DARLENE: That's brilliant. We are coming to the end of our time. So thank you, Martine, for your presentation. It was inspiring. I liked - Elizabeth has written in the chat that she loved the acronym NIP, memorable, and a nice reminder to start with simply noticing which is a lovely way to see that. I just wanted to give out, before I say a final thank you to Martine, we've got a few webinars coming up which the team will post in the chat. And we also have our accessibility and action awards currently opening which will be announced in May. If you are doing anything in the tertiary sector that is innovative and supports accessibility, and that includes supporting students in the mental health space, and so forth, then please apply for those awards. It is very exciting. We had some great nominations last year. This is our second year. I'm really looking forward to reading those stories. So Martine, thank you so much for your time today. It is absolutely brilliant. It is great that the government has supported this program. It is something that is really needed, and it looks to be such a positive response. Congratulations to you and your team for the work that you are doing.
MARTINE: Thank you. And I'm also happy to learn from your teams as well, and certainly have some of the webinars there on my list to go back and look at because, as I say, we are certainly wanting to get all of the support we can as well for everybody. So thank you as well for what you do.
DARLENE: That is a great plug, too, Martine. We do have a number of webinars. One in particular, a month ago with Brandon who is from TAFE, around the response of theirs and the response around mental health within the VET sector. So I encourage you, if you didn't see that, to go and check out our webinars. We have all of our webinars recorded and they are all there for free to listen to. We also try to put them into a podcast. So if you haven't got time and you on your morning walks want to be energised and educated as well, it is available. I'll let you all get on with your day. Thank you so much, Martine, for giving your time so freely to us. Thank you everybody for the fabulous questions and the engagement we have had today. We look forward to seeing you all in our next webinar. Take care.
OUTRO: Thank you for listening to this ADCET podcast. We hope you learnt something new about making tertiary education more inclusive and accessible for all students. You can keep up to date with our future webinars and podcasts at our website and by signing up for our regular newsletter by visiting www.adcet.edu.au/newsletter.

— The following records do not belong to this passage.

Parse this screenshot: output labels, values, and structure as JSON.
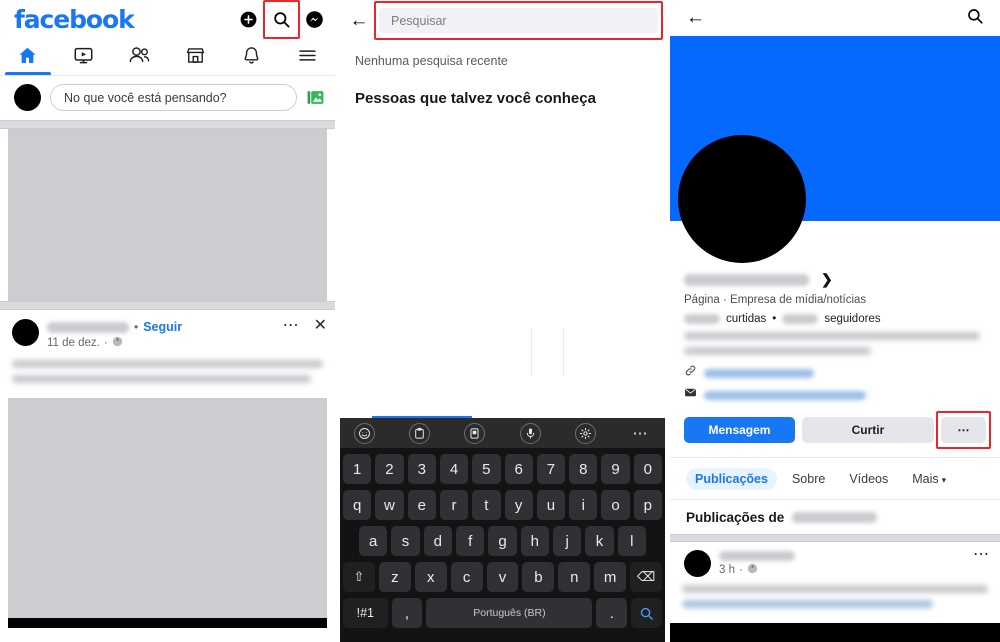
{
  "meta": {
    "highlight_color": "#e8262c",
    "facebook_blue": "#1877F2",
    "cover_blue": "#0669FF"
  },
  "panel1": {
    "name": "facebook-feed",
    "brand": "facebook",
    "topbar_icons": [
      {
        "name": "add-icon",
        "glyph": "+"
      },
      {
        "name": "search-icon",
        "glyph": "search",
        "highlighted": true
      },
      {
        "name": "messenger-icon",
        "glyph": "messenger"
      }
    ],
    "nav_tabs": [
      {
        "name": "home",
        "icon": "home-icon",
        "active": true
      },
      {
        "name": "video",
        "icon": "video-icon",
        "active": false
      },
      {
        "name": "friends",
        "icon": "friends-icon",
        "active": false
      },
      {
        "name": "marketplace",
        "icon": "marketplace-icon",
        "active": false
      },
      {
        "name": "notifications",
        "icon": "bell-icon",
        "active": false
      },
      {
        "name": "menu",
        "icon": "hamburger-menu-icon",
        "active": false
      }
    ],
    "composer": {
      "placeholder": "No que você está pensando?",
      "photo_icon": "photo-gallery-icon"
    },
    "post": {
      "follow_label": "Seguir",
      "separator_dot": "•",
      "date": "11 de dez.",
      "privacy_icon": "globe-icon",
      "more_icon": "⋯",
      "close_icon": "✕"
    }
  },
  "panel2": {
    "name": "facebook-search",
    "back_icon": "back-arrow-icon",
    "search_placeholder": "Pesquisar",
    "no_recent": "Nenhuma pesquisa recente",
    "suggestions_heading": "Pessoas que talvez você conheça",
    "keyboard": {
      "toolbar": [
        {
          "name": "emoji-icon",
          "glyph": "☺"
        },
        {
          "name": "clipboard-icon",
          "glyph": "clipboard"
        },
        {
          "name": "sticker-icon",
          "glyph": "sticker"
        },
        {
          "name": "microphone-icon",
          "glyph": "mic"
        },
        {
          "name": "settings-gear-icon",
          "glyph": "gear"
        },
        {
          "name": "more-options-icon",
          "glyph": "⋯"
        }
      ],
      "row_numbers": [
        "1",
        "2",
        "3",
        "4",
        "5",
        "6",
        "7",
        "8",
        "9",
        "0"
      ],
      "row_q": [
        "q",
        "w",
        "e",
        "r",
        "t",
        "y",
        "u",
        "i",
        "o",
        "p"
      ],
      "row_a": [
        "a",
        "s",
        "d",
        "f",
        "g",
        "h",
        "j",
        "k",
        "l"
      ],
      "shift_key": "⇧",
      "row_z": [
        "z",
        "x",
        "c",
        "v",
        "b",
        "n",
        "m"
      ],
      "backspace_key": "⌫",
      "symbols_key": "!#1",
      "comma_key": ",",
      "space_label": "Português (BR)",
      "period_key": ".",
      "enter_search_key": "search-icon"
    }
  },
  "panel3": {
    "name": "facebook-page-profile",
    "back_icon": "back-arrow-icon",
    "search_icon": "search-icon",
    "chevron": "❯",
    "category": "Página · Empresa de mídia/notícias",
    "likes_label": "curtidas",
    "stats_dot": "•",
    "followers_label": "seguidores",
    "contact_rows": [
      {
        "icon": "link-icon"
      },
      {
        "icon": "email-icon"
      }
    ],
    "buttons": {
      "message": "Mensagem",
      "like": "Curtir",
      "more": "⋯",
      "more_highlighted": true
    },
    "tabs": [
      {
        "label": "Publicações",
        "active": true
      },
      {
        "label": "Sobre",
        "active": false
      },
      {
        "label": "Vídeos",
        "active": false
      },
      {
        "label": "Mais",
        "active": false,
        "caret": "▾"
      }
    ],
    "posts_title": "Publicações de",
    "post": {
      "time": "3 h",
      "privacy_icon": "globe-icon",
      "more_icon": "⋯"
    }
  }
}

ADCET is committed to the self-determination of First Nations people and acknowledge the palawa/pakana peoples of lutruwita upon whose lands ADCET is hosted. We also acknowledge the traditional custodians of all the lands across Australia, and pay our deep respect to Elders past, present and emerging.